Extracted data entries
-=-=-=-=-

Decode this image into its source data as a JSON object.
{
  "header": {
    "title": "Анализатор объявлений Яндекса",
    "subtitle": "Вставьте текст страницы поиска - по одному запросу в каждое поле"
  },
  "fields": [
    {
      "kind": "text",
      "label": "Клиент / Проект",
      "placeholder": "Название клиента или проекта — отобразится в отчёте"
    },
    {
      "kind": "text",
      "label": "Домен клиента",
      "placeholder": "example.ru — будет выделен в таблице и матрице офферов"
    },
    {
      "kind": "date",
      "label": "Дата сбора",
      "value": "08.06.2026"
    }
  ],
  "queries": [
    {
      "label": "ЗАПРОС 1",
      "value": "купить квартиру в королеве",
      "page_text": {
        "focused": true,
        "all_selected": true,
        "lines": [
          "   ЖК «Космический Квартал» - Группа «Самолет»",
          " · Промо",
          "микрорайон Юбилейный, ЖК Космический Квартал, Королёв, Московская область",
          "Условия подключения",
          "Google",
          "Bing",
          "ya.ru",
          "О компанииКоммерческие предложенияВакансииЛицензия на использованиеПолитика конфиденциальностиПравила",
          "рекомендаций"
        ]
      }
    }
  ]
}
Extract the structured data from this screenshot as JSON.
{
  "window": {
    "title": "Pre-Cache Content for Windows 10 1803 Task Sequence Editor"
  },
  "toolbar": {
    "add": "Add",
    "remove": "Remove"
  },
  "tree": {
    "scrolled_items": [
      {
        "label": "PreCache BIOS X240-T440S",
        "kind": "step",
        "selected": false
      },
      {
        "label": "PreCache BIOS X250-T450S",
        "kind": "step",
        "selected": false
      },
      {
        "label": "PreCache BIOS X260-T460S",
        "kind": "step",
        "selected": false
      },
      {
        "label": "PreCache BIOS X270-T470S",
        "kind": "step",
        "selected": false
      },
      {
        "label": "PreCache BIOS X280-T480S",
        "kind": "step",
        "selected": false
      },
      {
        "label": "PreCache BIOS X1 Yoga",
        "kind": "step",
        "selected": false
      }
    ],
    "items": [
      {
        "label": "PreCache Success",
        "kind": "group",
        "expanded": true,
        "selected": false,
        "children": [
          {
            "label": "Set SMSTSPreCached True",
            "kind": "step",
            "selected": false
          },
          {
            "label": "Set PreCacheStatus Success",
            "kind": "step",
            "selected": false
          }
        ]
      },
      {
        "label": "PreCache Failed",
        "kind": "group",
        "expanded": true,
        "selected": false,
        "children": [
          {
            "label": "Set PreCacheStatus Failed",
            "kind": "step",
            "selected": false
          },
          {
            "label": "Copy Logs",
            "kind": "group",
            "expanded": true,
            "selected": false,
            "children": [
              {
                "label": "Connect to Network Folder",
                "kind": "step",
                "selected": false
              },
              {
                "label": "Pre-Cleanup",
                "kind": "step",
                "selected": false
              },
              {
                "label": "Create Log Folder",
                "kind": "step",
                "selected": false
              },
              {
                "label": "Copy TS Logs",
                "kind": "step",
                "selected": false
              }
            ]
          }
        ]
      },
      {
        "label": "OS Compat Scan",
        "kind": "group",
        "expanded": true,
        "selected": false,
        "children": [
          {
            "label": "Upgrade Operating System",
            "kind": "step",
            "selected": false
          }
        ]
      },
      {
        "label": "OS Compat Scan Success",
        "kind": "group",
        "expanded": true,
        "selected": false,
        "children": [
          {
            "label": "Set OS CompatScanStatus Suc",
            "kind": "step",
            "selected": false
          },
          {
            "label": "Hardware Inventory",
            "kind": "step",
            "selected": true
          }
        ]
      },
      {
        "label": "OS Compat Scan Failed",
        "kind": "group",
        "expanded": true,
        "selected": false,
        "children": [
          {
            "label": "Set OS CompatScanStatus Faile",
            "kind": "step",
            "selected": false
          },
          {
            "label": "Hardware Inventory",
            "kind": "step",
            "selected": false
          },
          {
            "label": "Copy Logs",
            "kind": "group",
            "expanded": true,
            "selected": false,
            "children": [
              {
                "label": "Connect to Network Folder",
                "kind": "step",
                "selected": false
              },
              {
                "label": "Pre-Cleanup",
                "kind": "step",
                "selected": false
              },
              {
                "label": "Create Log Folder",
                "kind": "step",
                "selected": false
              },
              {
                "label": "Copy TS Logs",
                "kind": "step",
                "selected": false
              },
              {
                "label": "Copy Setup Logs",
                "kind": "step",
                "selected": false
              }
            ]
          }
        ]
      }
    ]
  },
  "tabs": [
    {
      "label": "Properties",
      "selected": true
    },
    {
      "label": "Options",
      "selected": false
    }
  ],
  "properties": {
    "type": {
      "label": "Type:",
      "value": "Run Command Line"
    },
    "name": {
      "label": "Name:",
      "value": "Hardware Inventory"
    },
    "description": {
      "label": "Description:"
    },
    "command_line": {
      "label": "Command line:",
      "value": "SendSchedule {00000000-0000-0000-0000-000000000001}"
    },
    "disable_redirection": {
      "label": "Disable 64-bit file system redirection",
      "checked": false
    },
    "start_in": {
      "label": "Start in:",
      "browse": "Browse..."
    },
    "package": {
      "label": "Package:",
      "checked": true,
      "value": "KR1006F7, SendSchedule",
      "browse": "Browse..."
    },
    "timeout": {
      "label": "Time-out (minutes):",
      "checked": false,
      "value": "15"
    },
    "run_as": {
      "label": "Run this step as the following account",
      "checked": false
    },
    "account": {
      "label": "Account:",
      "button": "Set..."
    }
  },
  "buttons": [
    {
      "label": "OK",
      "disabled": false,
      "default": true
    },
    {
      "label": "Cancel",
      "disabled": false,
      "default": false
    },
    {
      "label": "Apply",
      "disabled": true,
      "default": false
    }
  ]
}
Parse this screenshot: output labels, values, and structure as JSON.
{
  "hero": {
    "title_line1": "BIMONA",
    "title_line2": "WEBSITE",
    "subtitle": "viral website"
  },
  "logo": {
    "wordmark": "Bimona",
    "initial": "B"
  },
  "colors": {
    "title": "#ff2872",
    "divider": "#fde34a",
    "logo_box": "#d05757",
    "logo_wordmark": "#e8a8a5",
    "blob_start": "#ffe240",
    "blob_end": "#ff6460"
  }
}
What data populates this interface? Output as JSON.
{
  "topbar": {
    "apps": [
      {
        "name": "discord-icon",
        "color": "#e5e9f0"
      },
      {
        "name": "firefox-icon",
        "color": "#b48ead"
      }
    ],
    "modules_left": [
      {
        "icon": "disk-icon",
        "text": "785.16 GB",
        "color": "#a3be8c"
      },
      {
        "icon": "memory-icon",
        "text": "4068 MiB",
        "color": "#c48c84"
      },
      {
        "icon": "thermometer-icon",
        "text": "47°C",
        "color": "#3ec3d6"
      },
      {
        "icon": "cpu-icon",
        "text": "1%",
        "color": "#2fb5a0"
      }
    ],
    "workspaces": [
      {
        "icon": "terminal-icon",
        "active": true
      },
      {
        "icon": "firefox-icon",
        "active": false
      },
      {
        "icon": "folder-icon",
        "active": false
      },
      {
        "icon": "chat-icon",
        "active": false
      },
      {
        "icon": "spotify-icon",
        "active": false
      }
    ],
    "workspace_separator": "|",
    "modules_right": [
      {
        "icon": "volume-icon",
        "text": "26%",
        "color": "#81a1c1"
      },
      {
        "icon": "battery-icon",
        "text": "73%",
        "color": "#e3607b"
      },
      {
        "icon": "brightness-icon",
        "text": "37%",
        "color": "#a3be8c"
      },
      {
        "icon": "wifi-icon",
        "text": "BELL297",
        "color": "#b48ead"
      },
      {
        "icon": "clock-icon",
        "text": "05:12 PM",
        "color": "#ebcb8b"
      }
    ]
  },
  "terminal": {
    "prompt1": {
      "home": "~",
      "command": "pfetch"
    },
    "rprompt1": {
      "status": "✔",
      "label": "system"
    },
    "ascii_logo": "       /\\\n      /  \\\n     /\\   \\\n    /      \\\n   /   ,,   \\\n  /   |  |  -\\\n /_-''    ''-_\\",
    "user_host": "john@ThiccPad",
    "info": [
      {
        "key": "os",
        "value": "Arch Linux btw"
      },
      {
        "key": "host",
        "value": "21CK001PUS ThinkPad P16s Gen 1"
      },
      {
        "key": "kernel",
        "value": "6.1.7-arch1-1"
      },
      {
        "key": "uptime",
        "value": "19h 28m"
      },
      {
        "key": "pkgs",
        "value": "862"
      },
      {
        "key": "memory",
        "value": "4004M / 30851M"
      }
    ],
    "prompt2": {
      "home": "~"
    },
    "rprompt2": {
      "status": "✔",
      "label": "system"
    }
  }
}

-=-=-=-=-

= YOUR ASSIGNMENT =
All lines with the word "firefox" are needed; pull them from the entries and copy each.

= TASK RESPONSE =
        "name": "firefox-icon",
        "icon": "firefox-icon",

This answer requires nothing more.